> **WHAT IS EXPECTED**: Whenever the string "title" appears in a line below, please copy the line out.

::: DATA IN THIS EXERCISE :::

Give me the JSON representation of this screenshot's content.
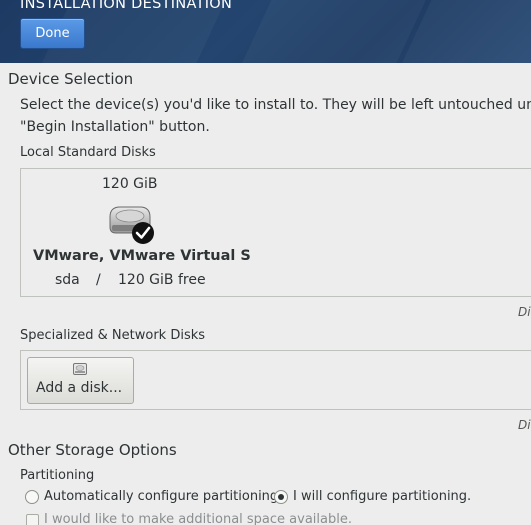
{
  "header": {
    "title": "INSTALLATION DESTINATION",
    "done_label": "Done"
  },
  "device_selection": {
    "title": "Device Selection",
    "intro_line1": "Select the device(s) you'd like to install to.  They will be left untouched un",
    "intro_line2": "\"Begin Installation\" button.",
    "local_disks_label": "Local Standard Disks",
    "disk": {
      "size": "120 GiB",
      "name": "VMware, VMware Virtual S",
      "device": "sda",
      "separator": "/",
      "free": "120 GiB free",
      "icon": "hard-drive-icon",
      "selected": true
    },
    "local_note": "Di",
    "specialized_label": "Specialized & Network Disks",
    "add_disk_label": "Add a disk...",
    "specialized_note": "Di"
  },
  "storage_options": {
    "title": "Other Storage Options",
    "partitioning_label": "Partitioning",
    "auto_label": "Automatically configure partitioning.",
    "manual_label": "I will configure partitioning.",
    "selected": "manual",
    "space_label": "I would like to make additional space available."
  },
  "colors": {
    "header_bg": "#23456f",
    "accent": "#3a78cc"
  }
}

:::
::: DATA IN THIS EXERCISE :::

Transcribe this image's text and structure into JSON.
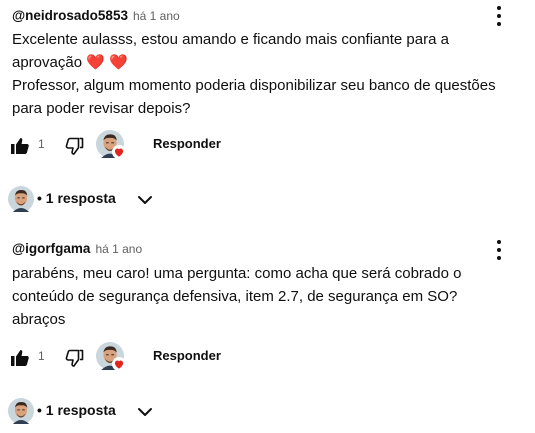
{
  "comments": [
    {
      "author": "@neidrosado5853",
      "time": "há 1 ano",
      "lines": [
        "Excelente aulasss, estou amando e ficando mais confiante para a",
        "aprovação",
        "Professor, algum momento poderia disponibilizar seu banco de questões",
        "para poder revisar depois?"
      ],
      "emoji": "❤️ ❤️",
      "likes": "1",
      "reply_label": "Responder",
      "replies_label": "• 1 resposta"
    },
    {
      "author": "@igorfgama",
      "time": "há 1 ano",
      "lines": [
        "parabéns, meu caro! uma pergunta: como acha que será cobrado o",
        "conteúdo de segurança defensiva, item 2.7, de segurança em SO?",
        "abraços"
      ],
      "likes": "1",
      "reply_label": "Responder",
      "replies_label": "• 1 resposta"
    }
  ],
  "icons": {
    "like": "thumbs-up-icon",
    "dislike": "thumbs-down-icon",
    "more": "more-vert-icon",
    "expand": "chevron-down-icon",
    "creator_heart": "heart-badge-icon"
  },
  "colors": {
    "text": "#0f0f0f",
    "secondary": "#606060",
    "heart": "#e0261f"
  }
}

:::

> **TASK RESULT**:
    "title": "INSTALLATION DESTINATION",
    "title": "Device Selection",
    "title": "Other Storage Options",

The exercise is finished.